resilience, well-being, mental health, health promotion, ACT, depression, stress management

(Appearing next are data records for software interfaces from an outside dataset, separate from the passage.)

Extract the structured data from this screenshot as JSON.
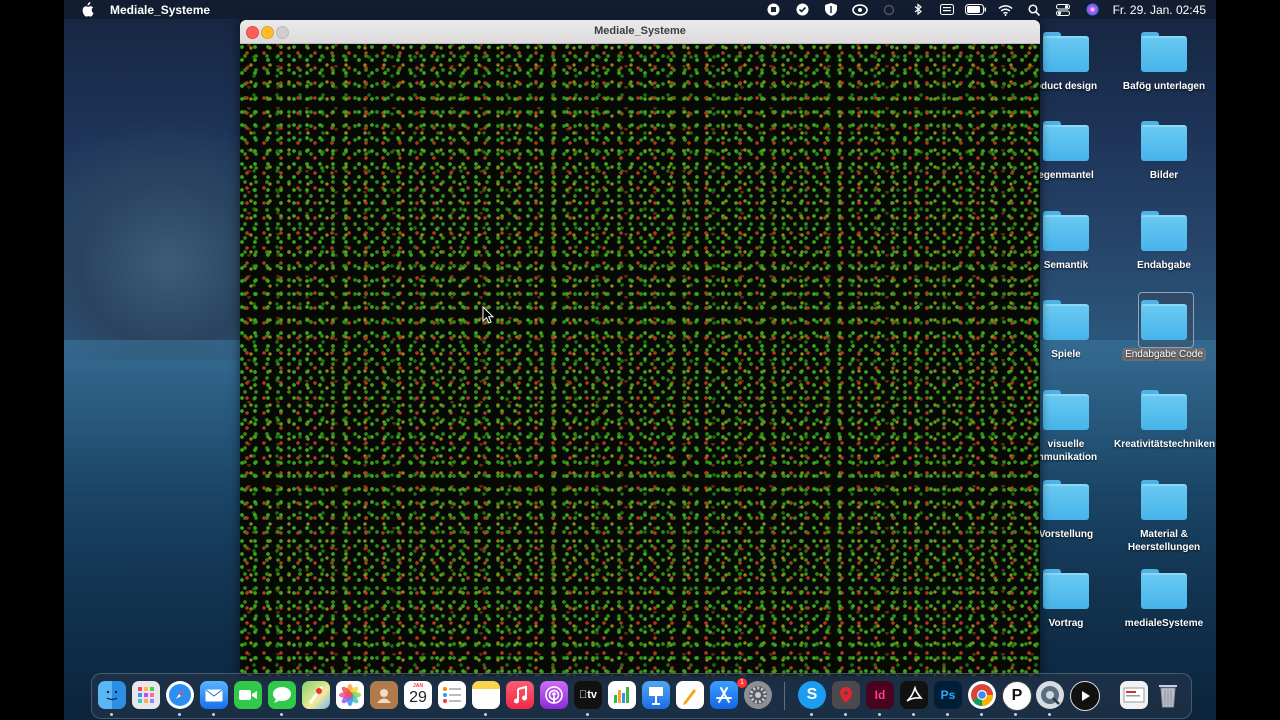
{
  "menubar": {
    "app_name": "Mediale_Systeme",
    "clock": "Fr. 29. Jan.  02:45",
    "status_icons": [
      "record-icon",
      "check-icon",
      "shield-icon",
      "infinity-icon",
      "sync-icon",
      "bluetooth-icon",
      "keyboard-icon",
      "battery-icon",
      "wifi-icon",
      "search-icon",
      "control-center-icon",
      "siri-icon"
    ]
  },
  "window": {
    "title": "Mediale_Systeme"
  },
  "desktop": {
    "icons": [
      {
        "label": "oduct design"
      },
      {
        "label": "Bafög unterlagen"
      },
      {
        "label": "egenmantel"
      },
      {
        "label": "Bilder"
      },
      {
        "label": "Semantik"
      },
      {
        "label": "Endabgabe"
      },
      {
        "label": "Spiele"
      },
      {
        "label": "Endabgabe Code"
      },
      {
        "label": "visuelle mmunikation"
      },
      {
        "label": "Kreativitätstechniken"
      },
      {
        "label": "Vorstellung"
      },
      {
        "label": "Material & Heerstellungen"
      },
      {
        "label": "Vortrag"
      },
      {
        "label": "medialeSysteme"
      }
    ]
  },
  "dock": {
    "calendar_month": "JAN",
    "calendar_day": "29",
    "appstore_badge": "1",
    "tv_label": "tv",
    "skype_label": "S",
    "indesign_label": "Id",
    "photoshop_label": "Ps",
    "p_label": "P"
  }
}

Despite many studies on the characteristics associated with resilience, there is little research on interventions to promote resilience in adults. The aims of this study were to gather preliminary information regarding the feasibility of implementing a group psychosocial resilience training program (REsilience and Activity for every DaY, READY) in a workplace setting, and to assess if program would potentially promote well-being. The program targets five protective factors identified from empirical evidence: Positive emotions, cognitive flexibility, social support, life meaning, and active coping. Resilience enhancement strategies reflect core acceptance and commitment therapy (ACT) processes and cognitive behavior therapy strategies. Sessions involve psychoeducation, discussions, experiential exercises, and home assignments. Sixteen participants completed 11 × two h group sessions over 13 weeks. Baseline and post-intervention assessment included self-administered questionnaires, pedometer step counts, and physical and hematological measures. Data were analyzed using standardized mean differences and paired t-tests. There was a significant improvement between baseline and post intervention scores on measures of mastery (p = 0.001), positive emotions (p = 0.002), personal growth (p = 0.004), mindfulness (p = 0.004), acceptance (p = 0.012), stress (p = 0.013), self acceptance (p = 0.016), valued living (p = 0.022), autonomy (p = 0.032) and total cholesterol (p = 0.025). Participants rated the program and materials very highly. These results indicate that the READY program is feasible to implement as a group training program in a workplace setting to promote psychosocial well-being.